The spearhead is of the type used in early saxon England, it has fullered blade, split open socket, which is bound with a bronze binding ring, bearing ornamentation in Salin I animal style. In this case, beastman is crawling around the socket circumference .
The spear head is also a part of bladesmithing narrative project I collaborate on with great poet Myles Mulkey. He had realy hit the right feeling with this one.
It speaks about times when the safe world was ending at the willage fence, where the fire lit meadhall was symbolising ancestry, pride, continuity and safety.

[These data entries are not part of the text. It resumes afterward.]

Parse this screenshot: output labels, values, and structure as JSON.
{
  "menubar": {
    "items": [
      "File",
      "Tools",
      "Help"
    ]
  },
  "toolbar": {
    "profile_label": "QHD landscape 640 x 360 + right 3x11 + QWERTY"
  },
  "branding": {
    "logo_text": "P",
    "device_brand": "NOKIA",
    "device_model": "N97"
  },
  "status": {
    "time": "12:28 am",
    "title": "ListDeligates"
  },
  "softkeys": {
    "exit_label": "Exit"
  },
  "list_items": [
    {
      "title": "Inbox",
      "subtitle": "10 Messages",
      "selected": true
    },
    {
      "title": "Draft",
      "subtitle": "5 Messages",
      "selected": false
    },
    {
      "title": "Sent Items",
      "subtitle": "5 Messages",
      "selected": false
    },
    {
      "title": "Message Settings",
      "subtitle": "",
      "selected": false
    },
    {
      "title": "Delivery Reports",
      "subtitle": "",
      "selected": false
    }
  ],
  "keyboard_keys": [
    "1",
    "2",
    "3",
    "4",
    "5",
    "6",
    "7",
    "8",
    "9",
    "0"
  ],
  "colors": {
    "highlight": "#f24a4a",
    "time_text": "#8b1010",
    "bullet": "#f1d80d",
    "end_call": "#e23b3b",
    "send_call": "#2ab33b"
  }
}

And if you happened to face the unknown horrors of outer world, to watch for danger and protect your folk, you would love to have an ashen shaft to grasp and a cloud grey spearhead bound with the ring, as you are bound to your lord
In a high hall there was happy feasting.
Waiting outside, a watchman stood guard.
He knew not what night-lurkers stalked him,
wretched raiders borne on roaring seas,
or greedy beasts with gaping maws,
but he felt no fear, fiery of heart,
for in his hand he held Abrecan.
That doom of men was decked with a ring,
the price of his promise, pledged to his lord.
He regarded that gift greater than silver,
and burned or buried, he would bear it with him.